“However, if we transfer the bacteria from stressed mice into non stressed germ-free mice, no abnormalities are observed. This suggests that in this model, both host and microbial factors are required for the development of anxiety and depression-like behavior. Neonatal stress leads to increased stress reactivity and gut dysfunction that changes the gut microbiota which, in turn, alters brain function,” said Bercik.
He said that with this new research, “We are starting to explain the complex mechanisms of interaction and dynamics between the gut microbiota and its host. Our data show that relatively minor changes in microbiota profiles or its metabolic activity induced by neonatal stress can have profound effects on host behavior in adulthood.”
Bercik said this is another step in understanding how microbiota can shape host behaviour, and that it may extend the original observations into the field of psychiatric disorders.
“It would be important to determine whether this also applies to humans. For instance, whether we can detect abnormal microbiota profiles or different microbial metabolic activity in patients with primary psychiatric disorders, like anxiety and depression,” said Bercik.”
My son installed Windows 10 on my computer last night. Now there’s a prompt on my comments section asking people to leave their e-mail and website before they can comment.
I went into the settings “discussion” area. Somehow a box had been checked “Commenters must leave e-mail and website.” So I unchecked that and clicked “update”. It didn’t change anything.
I hate this dumb thing.
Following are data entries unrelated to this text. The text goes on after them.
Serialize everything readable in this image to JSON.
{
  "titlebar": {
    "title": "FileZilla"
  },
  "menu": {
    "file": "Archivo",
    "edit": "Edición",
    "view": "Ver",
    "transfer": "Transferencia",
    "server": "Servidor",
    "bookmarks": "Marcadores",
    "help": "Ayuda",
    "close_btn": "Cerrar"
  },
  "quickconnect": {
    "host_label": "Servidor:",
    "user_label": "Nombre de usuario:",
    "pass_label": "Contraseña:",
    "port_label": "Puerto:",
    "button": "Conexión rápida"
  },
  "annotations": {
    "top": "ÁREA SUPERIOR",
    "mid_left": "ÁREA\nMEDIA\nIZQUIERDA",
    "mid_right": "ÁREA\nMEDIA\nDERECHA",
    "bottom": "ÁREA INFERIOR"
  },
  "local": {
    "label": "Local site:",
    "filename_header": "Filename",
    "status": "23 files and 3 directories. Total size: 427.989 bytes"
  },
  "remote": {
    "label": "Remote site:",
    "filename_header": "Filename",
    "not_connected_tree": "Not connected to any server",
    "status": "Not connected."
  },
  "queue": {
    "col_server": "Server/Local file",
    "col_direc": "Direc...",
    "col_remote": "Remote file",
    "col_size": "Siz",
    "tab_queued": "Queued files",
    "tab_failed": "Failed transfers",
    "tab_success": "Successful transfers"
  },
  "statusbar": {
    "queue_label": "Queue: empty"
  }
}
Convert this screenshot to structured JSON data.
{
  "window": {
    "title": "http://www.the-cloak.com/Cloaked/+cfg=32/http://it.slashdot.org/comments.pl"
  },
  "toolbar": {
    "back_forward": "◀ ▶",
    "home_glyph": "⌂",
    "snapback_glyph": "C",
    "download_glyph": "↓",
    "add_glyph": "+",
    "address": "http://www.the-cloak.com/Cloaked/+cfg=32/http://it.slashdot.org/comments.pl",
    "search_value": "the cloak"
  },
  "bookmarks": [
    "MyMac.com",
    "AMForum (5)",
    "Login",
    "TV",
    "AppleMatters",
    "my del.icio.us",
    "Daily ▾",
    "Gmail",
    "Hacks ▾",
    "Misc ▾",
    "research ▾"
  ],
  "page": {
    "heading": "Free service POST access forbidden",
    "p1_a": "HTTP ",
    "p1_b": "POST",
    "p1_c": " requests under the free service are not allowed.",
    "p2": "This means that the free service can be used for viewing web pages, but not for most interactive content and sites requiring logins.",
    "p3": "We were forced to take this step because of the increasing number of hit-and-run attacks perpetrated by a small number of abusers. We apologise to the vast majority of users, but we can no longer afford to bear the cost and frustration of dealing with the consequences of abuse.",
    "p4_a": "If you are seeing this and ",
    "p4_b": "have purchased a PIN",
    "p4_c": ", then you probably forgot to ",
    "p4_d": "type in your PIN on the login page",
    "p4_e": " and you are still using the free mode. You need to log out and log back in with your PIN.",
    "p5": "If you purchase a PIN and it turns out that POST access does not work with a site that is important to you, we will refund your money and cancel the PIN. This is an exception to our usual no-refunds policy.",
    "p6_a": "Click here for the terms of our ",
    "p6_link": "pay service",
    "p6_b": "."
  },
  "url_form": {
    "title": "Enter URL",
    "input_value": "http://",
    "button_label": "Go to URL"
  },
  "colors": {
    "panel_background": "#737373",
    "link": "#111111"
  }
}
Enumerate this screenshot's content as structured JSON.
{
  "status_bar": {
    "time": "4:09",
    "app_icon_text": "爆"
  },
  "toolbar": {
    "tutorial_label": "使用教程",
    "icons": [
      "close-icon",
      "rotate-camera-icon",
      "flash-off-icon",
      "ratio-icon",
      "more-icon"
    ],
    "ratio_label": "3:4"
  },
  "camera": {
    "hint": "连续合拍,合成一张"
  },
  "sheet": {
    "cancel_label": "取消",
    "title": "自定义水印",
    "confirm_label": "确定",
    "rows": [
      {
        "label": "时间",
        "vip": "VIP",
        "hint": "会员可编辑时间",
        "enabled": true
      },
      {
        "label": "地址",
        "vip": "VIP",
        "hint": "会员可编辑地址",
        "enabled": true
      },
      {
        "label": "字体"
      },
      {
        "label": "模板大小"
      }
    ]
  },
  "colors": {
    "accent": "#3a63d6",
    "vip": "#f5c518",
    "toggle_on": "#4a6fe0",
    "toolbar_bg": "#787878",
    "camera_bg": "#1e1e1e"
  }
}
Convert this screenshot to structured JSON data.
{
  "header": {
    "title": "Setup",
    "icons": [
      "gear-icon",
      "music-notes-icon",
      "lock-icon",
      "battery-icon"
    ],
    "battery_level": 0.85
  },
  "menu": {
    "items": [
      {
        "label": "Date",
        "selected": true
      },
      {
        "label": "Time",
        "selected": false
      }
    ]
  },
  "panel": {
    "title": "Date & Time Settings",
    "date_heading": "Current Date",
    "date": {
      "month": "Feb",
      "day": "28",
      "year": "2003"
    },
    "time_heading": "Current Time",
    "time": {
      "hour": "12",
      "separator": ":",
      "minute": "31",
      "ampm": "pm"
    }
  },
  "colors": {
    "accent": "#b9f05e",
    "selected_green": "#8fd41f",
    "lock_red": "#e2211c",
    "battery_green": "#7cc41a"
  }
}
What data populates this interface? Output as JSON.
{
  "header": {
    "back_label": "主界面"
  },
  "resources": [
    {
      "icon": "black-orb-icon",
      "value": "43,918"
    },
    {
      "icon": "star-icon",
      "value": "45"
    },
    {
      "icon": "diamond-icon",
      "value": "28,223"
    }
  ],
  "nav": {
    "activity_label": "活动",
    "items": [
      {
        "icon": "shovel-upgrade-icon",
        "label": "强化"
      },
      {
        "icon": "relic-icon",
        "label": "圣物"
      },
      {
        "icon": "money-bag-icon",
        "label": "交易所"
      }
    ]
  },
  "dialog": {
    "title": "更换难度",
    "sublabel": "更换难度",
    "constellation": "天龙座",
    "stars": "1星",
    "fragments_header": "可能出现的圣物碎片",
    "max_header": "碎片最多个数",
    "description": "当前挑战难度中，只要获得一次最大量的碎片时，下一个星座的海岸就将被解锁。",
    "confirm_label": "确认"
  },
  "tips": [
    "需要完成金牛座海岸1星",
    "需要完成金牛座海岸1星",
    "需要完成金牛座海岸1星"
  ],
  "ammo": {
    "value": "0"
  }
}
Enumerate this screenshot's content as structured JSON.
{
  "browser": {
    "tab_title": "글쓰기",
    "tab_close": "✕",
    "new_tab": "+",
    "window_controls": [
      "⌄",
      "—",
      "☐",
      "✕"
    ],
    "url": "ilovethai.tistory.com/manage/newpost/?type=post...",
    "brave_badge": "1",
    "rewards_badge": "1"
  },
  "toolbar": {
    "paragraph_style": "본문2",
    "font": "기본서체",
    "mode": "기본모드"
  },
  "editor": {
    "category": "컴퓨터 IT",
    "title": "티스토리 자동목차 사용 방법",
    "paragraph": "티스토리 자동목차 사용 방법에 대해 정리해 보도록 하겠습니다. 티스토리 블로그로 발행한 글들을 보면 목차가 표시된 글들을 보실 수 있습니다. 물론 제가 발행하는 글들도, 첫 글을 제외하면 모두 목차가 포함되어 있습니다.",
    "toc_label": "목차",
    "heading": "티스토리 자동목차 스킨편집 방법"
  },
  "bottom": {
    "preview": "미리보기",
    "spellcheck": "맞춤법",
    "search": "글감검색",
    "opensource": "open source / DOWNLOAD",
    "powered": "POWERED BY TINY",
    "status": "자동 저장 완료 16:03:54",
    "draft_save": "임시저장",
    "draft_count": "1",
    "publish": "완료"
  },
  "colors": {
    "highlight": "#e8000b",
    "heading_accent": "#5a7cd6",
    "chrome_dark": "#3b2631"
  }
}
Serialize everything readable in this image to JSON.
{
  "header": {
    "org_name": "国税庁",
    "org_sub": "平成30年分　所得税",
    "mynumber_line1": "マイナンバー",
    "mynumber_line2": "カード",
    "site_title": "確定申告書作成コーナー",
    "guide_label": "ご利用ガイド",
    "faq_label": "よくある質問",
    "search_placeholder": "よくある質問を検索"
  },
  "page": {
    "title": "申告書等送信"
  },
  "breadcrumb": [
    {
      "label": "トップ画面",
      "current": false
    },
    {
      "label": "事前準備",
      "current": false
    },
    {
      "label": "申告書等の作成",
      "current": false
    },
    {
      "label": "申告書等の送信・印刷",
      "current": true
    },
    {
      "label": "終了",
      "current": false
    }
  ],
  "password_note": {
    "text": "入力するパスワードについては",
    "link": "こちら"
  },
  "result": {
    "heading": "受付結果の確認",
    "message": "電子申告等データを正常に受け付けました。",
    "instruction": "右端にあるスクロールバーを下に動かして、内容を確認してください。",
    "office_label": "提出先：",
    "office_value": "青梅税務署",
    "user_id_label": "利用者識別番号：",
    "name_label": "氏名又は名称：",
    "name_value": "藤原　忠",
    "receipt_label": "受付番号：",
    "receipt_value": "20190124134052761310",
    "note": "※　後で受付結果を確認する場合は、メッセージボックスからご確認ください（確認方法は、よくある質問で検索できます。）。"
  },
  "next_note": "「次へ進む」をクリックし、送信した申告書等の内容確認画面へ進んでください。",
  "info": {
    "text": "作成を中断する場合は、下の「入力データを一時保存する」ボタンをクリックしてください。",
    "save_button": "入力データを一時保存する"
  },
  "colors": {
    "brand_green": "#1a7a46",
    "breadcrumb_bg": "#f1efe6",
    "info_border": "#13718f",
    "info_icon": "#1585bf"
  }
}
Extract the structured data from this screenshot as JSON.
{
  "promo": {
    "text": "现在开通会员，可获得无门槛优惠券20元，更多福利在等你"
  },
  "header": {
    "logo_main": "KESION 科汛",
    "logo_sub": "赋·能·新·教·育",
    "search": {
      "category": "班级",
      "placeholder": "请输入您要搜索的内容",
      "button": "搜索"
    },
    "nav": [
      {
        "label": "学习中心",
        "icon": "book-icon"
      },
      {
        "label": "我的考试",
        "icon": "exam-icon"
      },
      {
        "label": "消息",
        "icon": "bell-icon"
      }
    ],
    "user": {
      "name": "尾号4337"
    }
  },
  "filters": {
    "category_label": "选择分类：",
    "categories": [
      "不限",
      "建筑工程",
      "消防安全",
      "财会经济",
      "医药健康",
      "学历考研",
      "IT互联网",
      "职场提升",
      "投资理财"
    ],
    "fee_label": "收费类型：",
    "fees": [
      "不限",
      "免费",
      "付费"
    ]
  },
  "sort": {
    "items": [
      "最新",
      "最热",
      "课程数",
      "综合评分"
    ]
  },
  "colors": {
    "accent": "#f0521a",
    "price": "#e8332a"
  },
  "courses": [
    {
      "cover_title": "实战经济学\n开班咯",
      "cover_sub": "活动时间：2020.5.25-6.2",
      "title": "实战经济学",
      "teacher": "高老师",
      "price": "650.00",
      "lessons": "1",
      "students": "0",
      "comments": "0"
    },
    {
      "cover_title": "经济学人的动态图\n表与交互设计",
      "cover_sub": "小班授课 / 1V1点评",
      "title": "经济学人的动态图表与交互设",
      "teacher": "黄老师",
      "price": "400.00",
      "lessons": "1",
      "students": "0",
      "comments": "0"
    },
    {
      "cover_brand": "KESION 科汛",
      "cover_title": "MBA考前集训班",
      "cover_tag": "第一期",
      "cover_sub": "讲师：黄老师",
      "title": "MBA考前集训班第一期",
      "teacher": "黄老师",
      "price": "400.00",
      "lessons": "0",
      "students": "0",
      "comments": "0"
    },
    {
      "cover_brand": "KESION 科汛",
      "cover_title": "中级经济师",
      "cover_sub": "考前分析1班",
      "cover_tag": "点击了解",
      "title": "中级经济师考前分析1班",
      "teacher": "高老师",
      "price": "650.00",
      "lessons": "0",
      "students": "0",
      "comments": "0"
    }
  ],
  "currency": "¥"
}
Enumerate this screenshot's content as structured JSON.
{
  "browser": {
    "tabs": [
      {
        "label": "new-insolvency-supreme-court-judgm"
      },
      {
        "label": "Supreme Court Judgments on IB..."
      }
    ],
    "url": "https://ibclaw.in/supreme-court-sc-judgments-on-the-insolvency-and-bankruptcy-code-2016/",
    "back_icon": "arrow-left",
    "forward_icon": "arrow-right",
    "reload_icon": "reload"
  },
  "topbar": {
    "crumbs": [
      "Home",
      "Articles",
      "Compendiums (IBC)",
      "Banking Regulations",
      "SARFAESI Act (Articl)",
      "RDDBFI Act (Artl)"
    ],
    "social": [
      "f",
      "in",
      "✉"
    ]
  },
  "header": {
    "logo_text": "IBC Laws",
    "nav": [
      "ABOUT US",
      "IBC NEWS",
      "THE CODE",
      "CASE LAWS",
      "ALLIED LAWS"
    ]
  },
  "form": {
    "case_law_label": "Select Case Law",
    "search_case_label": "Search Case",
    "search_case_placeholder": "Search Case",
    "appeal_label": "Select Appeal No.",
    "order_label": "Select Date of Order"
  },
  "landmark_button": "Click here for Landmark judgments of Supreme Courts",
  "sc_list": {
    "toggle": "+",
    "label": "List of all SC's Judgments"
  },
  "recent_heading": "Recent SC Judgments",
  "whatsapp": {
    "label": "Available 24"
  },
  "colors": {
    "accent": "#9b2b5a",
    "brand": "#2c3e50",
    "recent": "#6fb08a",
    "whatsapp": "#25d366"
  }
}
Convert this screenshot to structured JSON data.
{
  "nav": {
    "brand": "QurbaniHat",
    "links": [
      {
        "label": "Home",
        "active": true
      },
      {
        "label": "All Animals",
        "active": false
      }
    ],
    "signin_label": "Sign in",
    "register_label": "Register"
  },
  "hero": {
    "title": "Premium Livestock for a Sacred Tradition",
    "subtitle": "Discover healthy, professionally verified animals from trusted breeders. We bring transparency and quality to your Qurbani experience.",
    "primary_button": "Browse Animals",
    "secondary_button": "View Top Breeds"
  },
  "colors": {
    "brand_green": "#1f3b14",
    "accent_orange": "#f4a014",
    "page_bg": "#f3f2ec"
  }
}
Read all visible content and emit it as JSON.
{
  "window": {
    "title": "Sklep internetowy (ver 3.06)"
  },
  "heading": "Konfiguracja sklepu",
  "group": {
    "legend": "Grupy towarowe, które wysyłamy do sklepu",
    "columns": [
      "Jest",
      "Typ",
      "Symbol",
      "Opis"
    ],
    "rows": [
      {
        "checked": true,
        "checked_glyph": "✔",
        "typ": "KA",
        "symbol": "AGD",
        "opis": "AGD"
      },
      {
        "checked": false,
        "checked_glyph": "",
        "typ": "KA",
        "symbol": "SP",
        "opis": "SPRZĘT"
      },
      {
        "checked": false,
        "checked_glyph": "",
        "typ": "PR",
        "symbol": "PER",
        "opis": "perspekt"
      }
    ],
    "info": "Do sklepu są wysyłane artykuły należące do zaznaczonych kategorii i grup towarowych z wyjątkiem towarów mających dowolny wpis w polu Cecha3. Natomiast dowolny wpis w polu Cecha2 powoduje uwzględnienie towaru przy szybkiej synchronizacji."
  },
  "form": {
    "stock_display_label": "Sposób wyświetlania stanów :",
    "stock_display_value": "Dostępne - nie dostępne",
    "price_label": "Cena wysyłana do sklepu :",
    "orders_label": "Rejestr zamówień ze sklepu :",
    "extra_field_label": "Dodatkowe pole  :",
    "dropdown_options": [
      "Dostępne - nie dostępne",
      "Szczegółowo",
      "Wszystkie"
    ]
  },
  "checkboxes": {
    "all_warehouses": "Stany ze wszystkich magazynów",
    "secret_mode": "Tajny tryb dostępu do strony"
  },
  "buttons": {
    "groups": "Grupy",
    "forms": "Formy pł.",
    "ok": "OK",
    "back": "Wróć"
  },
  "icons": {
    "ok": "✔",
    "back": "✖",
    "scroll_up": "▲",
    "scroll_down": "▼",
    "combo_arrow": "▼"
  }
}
I do NOT want you poor people to have to fill anything out to leave a comment.
Any ideas out there?
I doing laundry now and cooking, so I am slowly returning to normal activity. Went to church last night and enjoyed that–my first trip back since my surgery. I picked up the little one from camp yesterday and she slept so hard last night she didn’t wake up at 6 like she normally does. BUt she said she had a good time, so that was good to hear.
School for her and the middle one starts one week from today. SO we still have a lot to do to get ready. But it wil be fine. It’s the little one’s last year of elementary school–next year she’ll be a middle schooler and the middle one will be a senior. So a lot of transition coming up in the coming years.
My mood has stayed pretty stable through this month. I’m still excited to start school myself on the 20th. I start teaching my homeschoolers on August 7, so I have that to look forward to as well. I drew up their assignment lists yesterday so I will have that ready. I have my readings and my books ready to discuss from so I feel prepared. It’s just a fun class giving them a taste of creative writing in four genres–nothing too serious. I don’t do a grammar lesson, etc because They’re supposed to be juniors and seniors in their curriculum before I get them, so they should be fluent in that already. So we just have fun.